The Mental Health Partners Crisis Center is available to those in need of direct services or those seeking to help engage another person in services, whether the crisis is substance-use related, or psychiatric or both. They are available for drop-ins at their Boulder location.

  • Address: 3180 Airport Rd, Boulder, CO 80301

Trevor Project (LGBTQ+)

The Trevor Project is the world’s largest suicide prevention and crisis intervention organization for lesbian, gay, bisexual, transgender, queer and questioning (LGBTQ+) young people. They provide 24/7 crisis counseling via phone, text and chat.

  • Call: 1-866-488-7386
  • Text: ‘START’ to 678678
  • Chat: Chat online

Crisis Text Line

Crisis Text Line provides free, high-quality text-based mental health support and crisis intervention by empowering a community of trained volunteers to support people in their moments of need. They are available 24/7 by text or WhatsApp.

When to seek general mental health support

Asking for help can be hard, especially if we’re not entirely sure we need it. While some mental health concerns may be obvious, others can be harder to distinguish. For instance, believing that it’s normal to feel overwhelmed or stressed during college may prevent some people from seeking support if it’s related to stress.
Remember that everyone struggles sometimes, and you don’t have to go it alone. Here are some examples of times when it may be a good idea to seek support or connect with resources on campus.

General mental health support can be a great option if someone is:

  • Having difficulty managing stress, worry or anxious thoughts
  • Feeling down, lonely, sad or hopeless
  • Feeling overwhelmed by life’s demands (e.g. school, work, relationships, etc.)
  • Looking to develop healthier coping skills or relationships
  • Experiencing negative impacts from substance use
  • Experiencing relationship difficulties (e.g. making or keeping relationships)
  • Unsure how to make meaningful changes or address issues on their own

If you are struggling with any of the mental health concerns listed above, be sure to check out the following resources for support. 

Let's Talk

  • Let’s Talk allows students to check in for an informal and confidential consultation with a counselor.
  • Let’s Talk Psychiatry is for students who are currently not taking medications to manage their mental health but would like to obtain general information about medications or psychiatric care.

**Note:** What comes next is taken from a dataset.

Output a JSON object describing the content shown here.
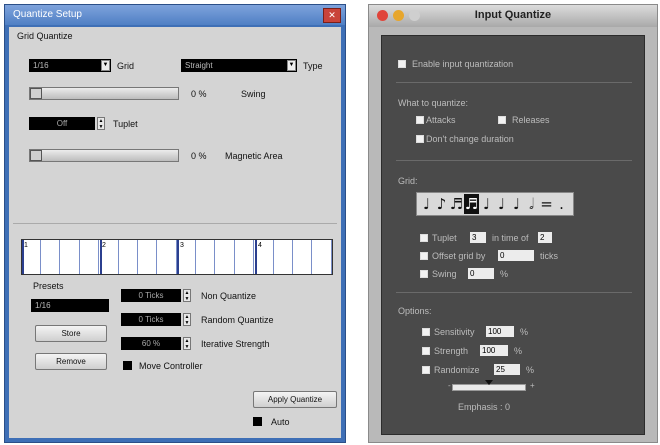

CAPS provides weekly workshops that can help students develop healthy coping skills related to stress, anxiety and other painful or distressing emotions. All workshops are covered by the mental health fee. Join virtually by signing up online at MyCUHealth

Thriving Campus

If you are looking to connect with a local provider in your area, Thriving Campus can help you connect with a variety of providers based on specialization, needs and insurance. 

Office of Victim Assistance (OVA)

OVA provides free and confidential information, consultation, support, advocacy and short-term counseling services for students, grad students, faculty and staff who have experienced a traumatic, disturbing or life-disruptive event.

Peer Wellness Coaching

Peer Wellness Coaching is a free service available to students to help them set and achieve wellness goals. Peer wellness coaches are familiar with a variety of topics, including stress, relationships, academics, self-care, sleep, finances and more.

Health Promotion

Health Promotion offers free weekly programs that focus on self-care, community-building, stress management and more. Topic areas change weekly and events are open to all students.